UNMC report details what Medicaid expansion would mean in NebraskaExpansion of Nebraska's Medicaid program under the Affordable Care Act (ACA) would bring in at least $2.9 billion in revenue from the federal government by 2020, potentially finance more than 10,000 on-going jobs, and reduce charity care by $650 million from 2014-2019, a report released by a UNMC center indicates.
The report is based on a study by Jim Stimpson, Ph.D., director of the Center for Health Policy and associate professor in the UNMC College of Public Health.
|The College of Public Health's Jim Stimpson, Ph.D., authored a paper that indicates what Medicaid expansion would mean in Nebraska.|
On June 28, the U.S. Supreme Court upheld the ACA but ruled that the ACA provision expanding the Medicaid program for individuals from 100 percent of the federal poverty level (FPL) to 133 percent of the FPL is optional for states.
For states that opt for Medicaid expansion, the federal government would pay 100 percent of the cost of Medicaid expansion between 2014 and 2016, with that amount decreasing incrementally to 90 percent by 2020.
Benefits for Nebraska
For Nebraska, if Medicaid were expanded, it would bring in between 90,021 and 108,025 new enrollees through 2020, Dr. Stimpson's report indicated. The estimated cost of this expansion would range from $140 million to $168 million. The report did not calculate potential savings to the state government from expansion.
The report indicated that these additional costs would be significantly outweighed by an influx in federal funding, which would range from $2.9 billion to $3.5 billion through 2020. That funding would:
- Generate at least $700 million in economic activity every year;
- Potentially finance more than 10,000 on-going jobs; and

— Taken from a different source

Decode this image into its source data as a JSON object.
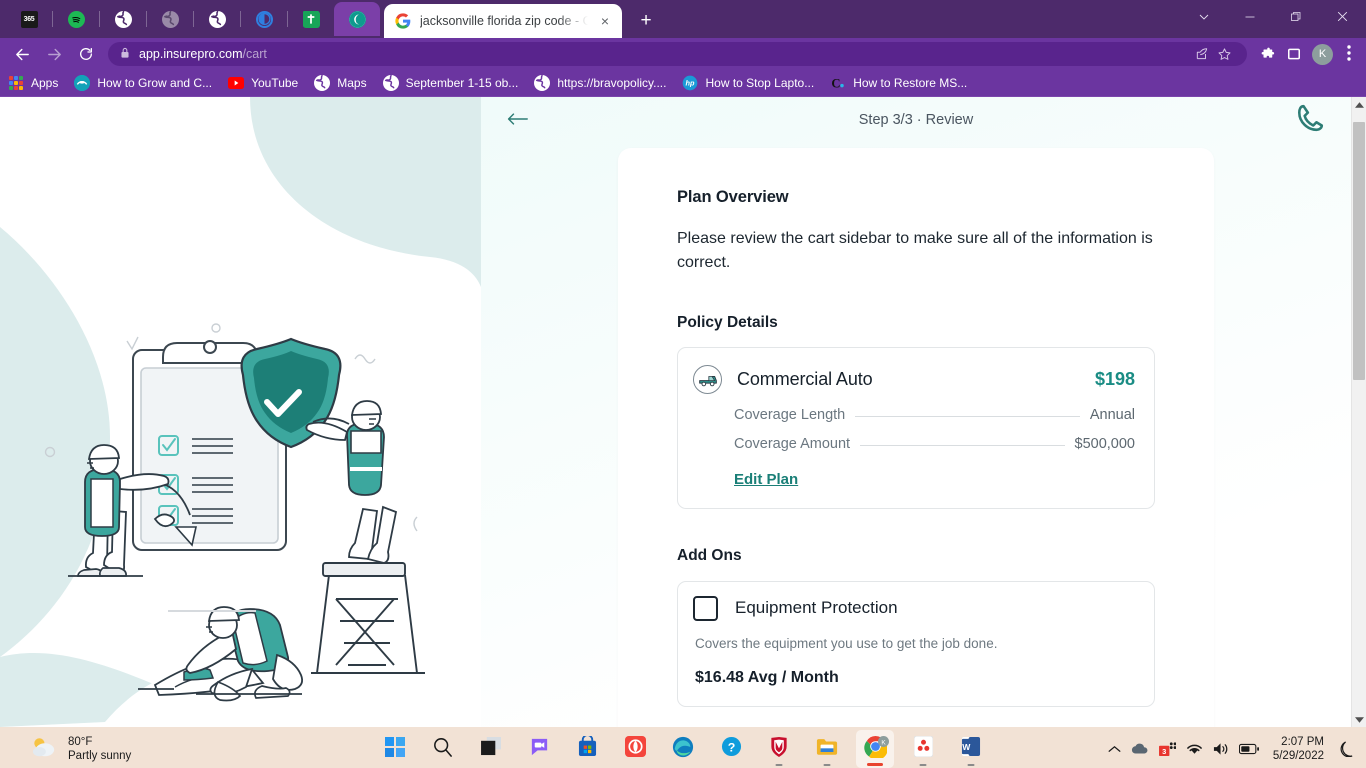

- Save between $163 million and $325 million from costs associated with uncompensated care, which is typically provided now through the uninsured persons' visits to emergency rooms.
Without Medicaid expansion, Dr. Stimpson said more than $1 billion in uncompensated care would be provided through 2019. Often, the costs for such care are shifted to individuals and employers in the form of higher insurance premiums.